Additionally, Adler expects a spike in property values. “They are slowly on the rise. It’s actually healthy to have slow steady growth instead of a hockey stick,” he said. He noted he expects more properties to come onto the market in 2013 and 2014 as the result of maturing CMBS loans and additional activity coming out of the special servicer market.
He is also bullish based on many of the fundamentals both within the industry and as they relate to financing. Within the industry, Adler noted, supply will continue to be muted and group business is on the upswing. Meanwhile, he anticipates cap rates remaining low and debt rates remaining favorable.
On another positive note, Adler maintains the consumer appetite for travel is higher. “It seems like the traveling public is a bit immune to stock market volatility and the European debt issues,” he said.
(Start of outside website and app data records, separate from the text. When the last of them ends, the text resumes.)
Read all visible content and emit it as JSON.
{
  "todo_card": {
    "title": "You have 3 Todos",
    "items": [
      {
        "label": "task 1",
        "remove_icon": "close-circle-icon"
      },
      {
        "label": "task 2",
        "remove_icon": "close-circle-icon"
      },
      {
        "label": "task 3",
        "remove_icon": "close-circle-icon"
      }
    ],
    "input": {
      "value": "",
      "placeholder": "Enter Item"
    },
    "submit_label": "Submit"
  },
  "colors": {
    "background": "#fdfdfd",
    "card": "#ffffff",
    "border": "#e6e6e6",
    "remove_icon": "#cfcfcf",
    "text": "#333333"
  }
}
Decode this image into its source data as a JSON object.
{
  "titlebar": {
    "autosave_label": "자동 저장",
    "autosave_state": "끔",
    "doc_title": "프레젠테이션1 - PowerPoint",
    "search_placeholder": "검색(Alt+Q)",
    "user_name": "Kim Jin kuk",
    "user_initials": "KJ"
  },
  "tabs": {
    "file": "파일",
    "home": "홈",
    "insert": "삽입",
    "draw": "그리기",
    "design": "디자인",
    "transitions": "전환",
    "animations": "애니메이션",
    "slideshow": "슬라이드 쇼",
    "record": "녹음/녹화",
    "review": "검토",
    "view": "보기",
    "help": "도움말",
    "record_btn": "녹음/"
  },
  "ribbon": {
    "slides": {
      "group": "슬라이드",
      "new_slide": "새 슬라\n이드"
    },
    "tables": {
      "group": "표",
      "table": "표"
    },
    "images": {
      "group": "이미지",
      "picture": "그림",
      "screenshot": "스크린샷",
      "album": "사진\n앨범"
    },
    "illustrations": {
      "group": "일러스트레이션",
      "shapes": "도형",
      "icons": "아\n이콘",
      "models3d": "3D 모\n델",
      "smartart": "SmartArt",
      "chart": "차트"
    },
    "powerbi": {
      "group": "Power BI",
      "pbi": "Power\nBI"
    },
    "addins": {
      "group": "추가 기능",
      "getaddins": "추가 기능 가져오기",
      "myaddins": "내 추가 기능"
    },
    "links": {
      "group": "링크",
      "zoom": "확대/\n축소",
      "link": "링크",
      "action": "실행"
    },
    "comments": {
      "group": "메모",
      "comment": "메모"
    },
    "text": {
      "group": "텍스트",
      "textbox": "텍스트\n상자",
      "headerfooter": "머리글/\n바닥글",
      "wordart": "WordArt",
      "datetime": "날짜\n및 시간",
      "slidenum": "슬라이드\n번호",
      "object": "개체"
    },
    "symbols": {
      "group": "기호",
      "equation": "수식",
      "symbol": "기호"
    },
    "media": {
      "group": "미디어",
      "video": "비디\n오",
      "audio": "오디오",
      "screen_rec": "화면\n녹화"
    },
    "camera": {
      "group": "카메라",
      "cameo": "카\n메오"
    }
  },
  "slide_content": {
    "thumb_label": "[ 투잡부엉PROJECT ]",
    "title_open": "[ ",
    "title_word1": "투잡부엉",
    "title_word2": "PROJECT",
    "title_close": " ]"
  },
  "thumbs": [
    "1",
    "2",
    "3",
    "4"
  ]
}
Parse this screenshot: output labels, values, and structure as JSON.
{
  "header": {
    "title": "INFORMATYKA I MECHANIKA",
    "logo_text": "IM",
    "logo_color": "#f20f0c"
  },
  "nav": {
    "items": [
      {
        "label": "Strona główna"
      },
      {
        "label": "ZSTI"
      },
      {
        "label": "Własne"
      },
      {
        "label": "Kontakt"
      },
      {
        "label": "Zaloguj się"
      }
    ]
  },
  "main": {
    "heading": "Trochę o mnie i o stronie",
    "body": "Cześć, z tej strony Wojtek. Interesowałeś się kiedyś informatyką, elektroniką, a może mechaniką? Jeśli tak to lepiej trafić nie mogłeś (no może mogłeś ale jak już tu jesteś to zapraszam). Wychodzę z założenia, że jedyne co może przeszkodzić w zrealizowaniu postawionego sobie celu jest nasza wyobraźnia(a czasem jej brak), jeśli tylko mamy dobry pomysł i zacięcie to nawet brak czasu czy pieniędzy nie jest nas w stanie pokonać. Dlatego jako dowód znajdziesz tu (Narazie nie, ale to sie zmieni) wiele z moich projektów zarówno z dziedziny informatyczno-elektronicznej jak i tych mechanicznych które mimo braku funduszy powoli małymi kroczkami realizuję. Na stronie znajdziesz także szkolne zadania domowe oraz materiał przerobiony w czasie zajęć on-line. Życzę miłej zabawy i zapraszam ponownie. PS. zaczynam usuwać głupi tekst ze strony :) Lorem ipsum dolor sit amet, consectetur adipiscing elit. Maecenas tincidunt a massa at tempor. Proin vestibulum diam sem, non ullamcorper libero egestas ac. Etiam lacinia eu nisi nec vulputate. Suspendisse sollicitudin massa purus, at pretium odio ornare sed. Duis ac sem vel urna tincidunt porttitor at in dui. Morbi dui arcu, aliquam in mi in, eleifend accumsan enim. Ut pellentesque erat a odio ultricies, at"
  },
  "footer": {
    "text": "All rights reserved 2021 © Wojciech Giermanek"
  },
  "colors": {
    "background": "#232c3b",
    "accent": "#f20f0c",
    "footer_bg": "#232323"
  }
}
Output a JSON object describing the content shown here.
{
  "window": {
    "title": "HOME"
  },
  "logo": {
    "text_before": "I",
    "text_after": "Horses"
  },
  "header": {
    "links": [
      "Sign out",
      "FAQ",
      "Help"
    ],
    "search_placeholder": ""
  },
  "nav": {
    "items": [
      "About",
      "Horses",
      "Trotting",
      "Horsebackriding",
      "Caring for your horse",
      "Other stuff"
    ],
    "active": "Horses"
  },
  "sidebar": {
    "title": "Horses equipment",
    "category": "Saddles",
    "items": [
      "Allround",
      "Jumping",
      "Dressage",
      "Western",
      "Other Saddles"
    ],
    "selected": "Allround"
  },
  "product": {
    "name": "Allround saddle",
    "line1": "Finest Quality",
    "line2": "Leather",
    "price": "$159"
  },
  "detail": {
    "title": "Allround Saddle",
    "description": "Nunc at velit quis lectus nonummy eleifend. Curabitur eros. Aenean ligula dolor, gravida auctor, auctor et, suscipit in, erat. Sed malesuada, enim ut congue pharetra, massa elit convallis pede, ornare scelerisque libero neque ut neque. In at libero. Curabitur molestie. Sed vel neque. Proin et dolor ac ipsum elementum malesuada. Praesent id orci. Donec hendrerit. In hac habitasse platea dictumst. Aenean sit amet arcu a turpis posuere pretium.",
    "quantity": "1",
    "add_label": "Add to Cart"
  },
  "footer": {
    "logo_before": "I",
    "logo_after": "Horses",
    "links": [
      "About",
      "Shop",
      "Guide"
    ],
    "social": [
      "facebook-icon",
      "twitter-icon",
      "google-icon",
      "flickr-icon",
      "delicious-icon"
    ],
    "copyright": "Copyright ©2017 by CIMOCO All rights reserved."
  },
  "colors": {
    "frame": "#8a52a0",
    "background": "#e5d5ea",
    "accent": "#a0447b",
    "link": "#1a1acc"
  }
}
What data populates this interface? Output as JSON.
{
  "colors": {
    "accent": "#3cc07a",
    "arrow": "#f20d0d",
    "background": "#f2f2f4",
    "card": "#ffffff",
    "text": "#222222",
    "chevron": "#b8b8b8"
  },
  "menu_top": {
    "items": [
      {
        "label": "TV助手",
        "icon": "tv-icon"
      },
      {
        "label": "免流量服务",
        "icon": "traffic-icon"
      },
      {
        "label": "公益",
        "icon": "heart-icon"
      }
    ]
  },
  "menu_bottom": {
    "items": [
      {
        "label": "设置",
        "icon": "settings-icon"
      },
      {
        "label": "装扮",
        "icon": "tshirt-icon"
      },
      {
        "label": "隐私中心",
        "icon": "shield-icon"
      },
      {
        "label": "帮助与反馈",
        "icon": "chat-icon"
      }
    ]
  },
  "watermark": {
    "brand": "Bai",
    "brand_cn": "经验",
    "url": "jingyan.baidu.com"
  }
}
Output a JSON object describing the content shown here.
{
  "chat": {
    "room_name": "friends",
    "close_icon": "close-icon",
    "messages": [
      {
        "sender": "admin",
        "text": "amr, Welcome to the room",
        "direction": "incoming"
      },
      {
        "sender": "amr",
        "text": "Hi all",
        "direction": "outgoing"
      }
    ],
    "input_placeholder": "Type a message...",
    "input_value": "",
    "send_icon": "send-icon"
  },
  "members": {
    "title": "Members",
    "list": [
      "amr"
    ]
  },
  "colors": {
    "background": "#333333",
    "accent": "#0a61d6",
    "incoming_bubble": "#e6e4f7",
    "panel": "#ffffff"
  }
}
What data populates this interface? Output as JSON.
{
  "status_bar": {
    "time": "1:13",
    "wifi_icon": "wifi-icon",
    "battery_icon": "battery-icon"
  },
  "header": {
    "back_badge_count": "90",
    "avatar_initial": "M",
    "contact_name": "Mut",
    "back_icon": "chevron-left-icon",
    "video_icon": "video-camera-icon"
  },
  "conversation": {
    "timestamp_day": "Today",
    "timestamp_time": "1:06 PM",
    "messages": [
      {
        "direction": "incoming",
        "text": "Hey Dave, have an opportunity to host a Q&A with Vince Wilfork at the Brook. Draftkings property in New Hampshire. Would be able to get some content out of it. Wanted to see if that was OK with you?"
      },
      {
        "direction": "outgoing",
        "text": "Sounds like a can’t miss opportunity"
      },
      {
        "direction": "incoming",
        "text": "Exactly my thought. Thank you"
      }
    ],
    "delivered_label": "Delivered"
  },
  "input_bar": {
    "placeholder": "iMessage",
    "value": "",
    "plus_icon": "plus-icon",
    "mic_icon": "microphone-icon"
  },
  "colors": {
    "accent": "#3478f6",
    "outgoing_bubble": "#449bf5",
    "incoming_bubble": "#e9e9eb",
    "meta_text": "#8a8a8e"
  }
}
Adler mentioned other international markets as a key source of revenue, such as Hong Kong, Singapore, China, Dubai, and Abu Dhabi, where he noted he is “looking to bring investors in to the fold.” In terms of U.S. markets, he noted the company continues to focus on major U.S. markets such as New York, Washington, DC, Chicago, Los Angeles, San Francisco and Hawaii. While select-service will be particularly robust in Dallas, Houston, Kansas City and St. Louis.